	s->connected=1;

	return 1;

}

void sendCommand6(ssc *s, char controller, char cmd, char servo, char data1, char data2) {
	char buf[6];
	servo += controller*16;
	printf("Data1: %x, Data2: %x\n", data1, data2);
	snprintf(buf,6,"%c%c%c%c%c%c",0x80,0x01,cmd,servo,data1,data2);
	write(s->fd,buf,6);
}

The program connects to the board, the green lights that have normally have come on still coming on. And the servo still has power, like I said it was working with Windows.

-Brian Peasley

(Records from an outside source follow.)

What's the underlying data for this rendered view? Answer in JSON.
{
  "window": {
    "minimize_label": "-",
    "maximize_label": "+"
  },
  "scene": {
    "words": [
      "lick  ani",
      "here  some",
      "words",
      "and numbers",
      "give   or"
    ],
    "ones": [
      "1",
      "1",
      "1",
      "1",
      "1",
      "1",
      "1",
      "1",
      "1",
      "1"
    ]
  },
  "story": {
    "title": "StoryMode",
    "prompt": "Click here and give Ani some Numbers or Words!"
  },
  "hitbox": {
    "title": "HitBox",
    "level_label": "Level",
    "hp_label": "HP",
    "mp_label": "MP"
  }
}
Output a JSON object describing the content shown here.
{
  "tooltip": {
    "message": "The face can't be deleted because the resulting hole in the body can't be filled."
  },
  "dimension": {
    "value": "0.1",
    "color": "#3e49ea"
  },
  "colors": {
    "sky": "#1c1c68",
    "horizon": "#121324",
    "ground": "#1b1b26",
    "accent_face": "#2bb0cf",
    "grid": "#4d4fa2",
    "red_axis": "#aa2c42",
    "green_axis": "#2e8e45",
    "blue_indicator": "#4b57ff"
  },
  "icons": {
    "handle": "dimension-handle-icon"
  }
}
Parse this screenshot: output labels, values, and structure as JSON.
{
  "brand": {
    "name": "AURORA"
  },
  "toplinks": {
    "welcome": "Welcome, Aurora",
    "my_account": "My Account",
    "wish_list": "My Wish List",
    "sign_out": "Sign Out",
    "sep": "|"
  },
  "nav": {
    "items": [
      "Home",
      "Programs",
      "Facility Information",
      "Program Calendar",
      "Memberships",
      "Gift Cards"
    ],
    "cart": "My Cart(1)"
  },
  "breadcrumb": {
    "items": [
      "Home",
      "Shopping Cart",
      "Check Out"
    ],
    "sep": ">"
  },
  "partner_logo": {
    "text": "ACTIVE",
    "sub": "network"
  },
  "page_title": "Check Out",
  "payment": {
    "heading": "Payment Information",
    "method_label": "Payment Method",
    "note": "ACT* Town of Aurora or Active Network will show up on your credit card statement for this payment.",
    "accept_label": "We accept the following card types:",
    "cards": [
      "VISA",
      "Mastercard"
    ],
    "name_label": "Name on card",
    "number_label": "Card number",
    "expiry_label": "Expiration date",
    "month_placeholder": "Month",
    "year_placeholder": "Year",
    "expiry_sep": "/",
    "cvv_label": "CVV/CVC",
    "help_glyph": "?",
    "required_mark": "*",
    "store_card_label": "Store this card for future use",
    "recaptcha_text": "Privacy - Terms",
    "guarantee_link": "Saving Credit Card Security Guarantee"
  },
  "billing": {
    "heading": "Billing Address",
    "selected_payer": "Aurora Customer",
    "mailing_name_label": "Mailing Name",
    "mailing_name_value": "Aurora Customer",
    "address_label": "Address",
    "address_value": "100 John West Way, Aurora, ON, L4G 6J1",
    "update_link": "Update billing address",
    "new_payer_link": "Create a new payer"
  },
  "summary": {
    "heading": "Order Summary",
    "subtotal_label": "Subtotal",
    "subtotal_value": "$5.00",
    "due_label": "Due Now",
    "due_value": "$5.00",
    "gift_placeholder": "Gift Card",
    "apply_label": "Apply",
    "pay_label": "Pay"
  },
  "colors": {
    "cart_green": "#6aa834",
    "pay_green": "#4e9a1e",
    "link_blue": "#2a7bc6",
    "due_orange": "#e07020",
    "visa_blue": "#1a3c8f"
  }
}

Ok I got everything working.

-Brian Peasley

Fantastic! What turned out to be the problem?

-Adam

snprintf() was doing what it was supposed to do for some reason.

I said snprintf(buf,5,"%c%c%c%c%c",0x80,id,cmd,servo,data); (all those parameters were right, printed out what they were)
then I printed out each index in buf, and no matter what I did data was always 0x00. So I just did

void sendCommand5(ssc *s, char controller, char cmd, char servo, char data) {
	char buf[5];
	//snprintf(buf,5,"%c%c%c%c%c",0x80,0x01,cmd,servo,data);
	buf[0] = 0x80; buf[1] = 0x01; buf[2] = cmd; buf[3] = servo; buf[4] = data;
	write(s->fd,buf,5);
}

and it works.